This piece was written for Rob Walker’s Narrative Strategies for Objects project as part of the 2019 Design Writing and Research Summer Intensive, and published in Overlooked/Underappreciated, an examination of the minutiae of quotidian life.
It’s unmistakable that a thoughtful designer created this beauty. The elegantly scruffed, antique-looking design stands out in the power-washed painted concrete doorway. Its brown color is rich and warm like an RCA tabletop radio. Its rounded edges inscribed in comforting proportions seemed to have been created on a perfectly graphed 2×3 modular grid that divides and organizes the layout of the unit. Small three-dimensional frames sit with last names alongside discreet red and green buttons that cue the mini speakers. With a block-lettered display of “158” adorning the top, it appears to be an industrial work of art.

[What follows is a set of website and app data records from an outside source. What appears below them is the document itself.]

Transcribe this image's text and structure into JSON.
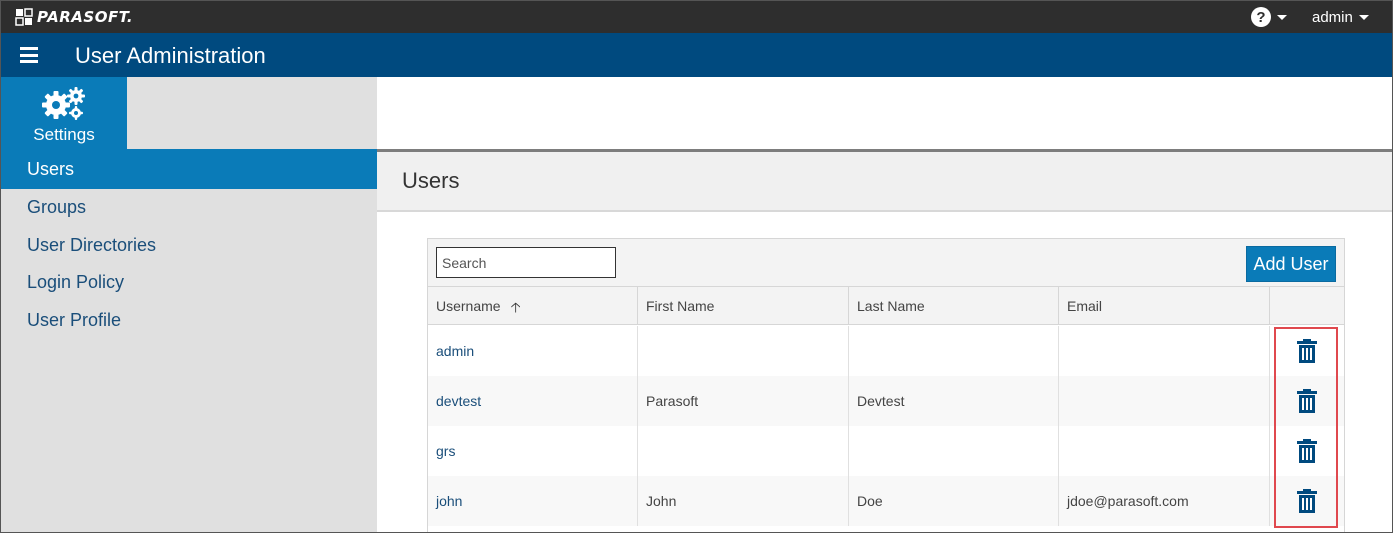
{
  "topbar": {
    "logo_text": "PARASOFT.",
    "help_icon": "question-circle-icon",
    "user_label": "admin"
  },
  "header": {
    "menu_icon": "hamburger-icon",
    "title": "User Administration"
  },
  "sidebar": {
    "settings_label": "Settings",
    "settings_icon": "gears-icon",
    "items": [
      {
        "label": "Users",
        "active": true
      },
      {
        "label": "Groups",
        "active": false
      },
      {
        "label": "User Directories",
        "active": false
      },
      {
        "label": "Login Policy",
        "active": false
      },
      {
        "label": "User Profile",
        "active": false
      }
    ]
  },
  "main": {
    "section_title": "Users",
    "search": {
      "placeholder": "Search",
      "value": ""
    },
    "add_user_label": "Add User",
    "columns": [
      "Username",
      "First Name",
      "Last Name",
      "Email"
    ],
    "sort_column": "Username",
    "sort_icon": "arrow-up-icon",
    "delete_icon": "trash-icon",
    "rows": [
      {
        "username": "admin",
        "first_name": "",
        "last_name": "",
        "email": ""
      },
      {
        "username": "devtest",
        "first_name": "Parasoft",
        "last_name": "Devtest",
        "email": ""
      },
      {
        "username": "grs",
        "first_name": "",
        "last_name": "",
        "email": ""
      },
      {
        "username": "john",
        "first_name": "John",
        "last_name": "Doe",
        "email": "jdoe@parasoft.com"
      }
    ]
  },
  "colors": {
    "topbar": "#2e2e2e",
    "header": "#004a7f",
    "accent": "#0a7bb8",
    "sidebar": "#e0e0e0",
    "link": "#1a4e7a",
    "highlight": "#e0484e"
  }
}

You can see this intercom from a distance as you approach 158 West 29th Street, one of many early 20th-century buildings in Chelsea. If you were to encounter it yourself en route to meeting someone in the building, you would go up to it and scan the registry of twelve names for the person you came to see, running a finger down the 3-dimensional frames that appear to reach out to you. If you didn’t see the name, you’d hope with trepidation to choose the right unit number instead. Then would come the loud buzz and the quick “Who is it?”-“It’s me” exchange. The person upstairs would remotely release the door lock, the first of multiple levels of privacy they expect as residents: front door, vestibule, inner door, lobby, and ultimately their apartment door itself. You enter the building and the ritual is complete.
In 1968, by requirement of the New York Multiple Dwelling Law – MDW § 50-a, every Class A multiple dwelling erected or converted after January 1st of that year had to be equipped with a voice communication system alongside a self-locking door. By the 1970s, the institutionalized building appendage, the intercom, quickly turned into a mass-manufactured commodity of cold drab steel intended to fit all iterations of multi-unit buildings, and consequently became worthy of little notice. With removable paper names to be slid in and out of place, after decades of neglect, it’s anyone’s guess who lives there now. With so many duplicates, it’s a wonder a rare intercom like “158” can be found.
On my way to 29th Street, I spot so many of the 21st-century bright silver, mass-produced intercoms. With their sleek cylindrical-domed video cameras, residents can screen visitors as they approach their destination, giving guests the uncanny feeling of being watched. Numbers are entered in place of names on a 12-key pad to identify residents with minimal interaction required, dehumanizing the ritual.
Making a front door welcoming is a challenge for any designer and a key criterion for making a building worthy of appreciation. All the first cues of “what’s good about the building I am about to enter” happen within moments of my arrival. The genuinely unique “158” intercom assures me that I am at the right place and encourages me to pay close attention to what more the building has in store once I step inside.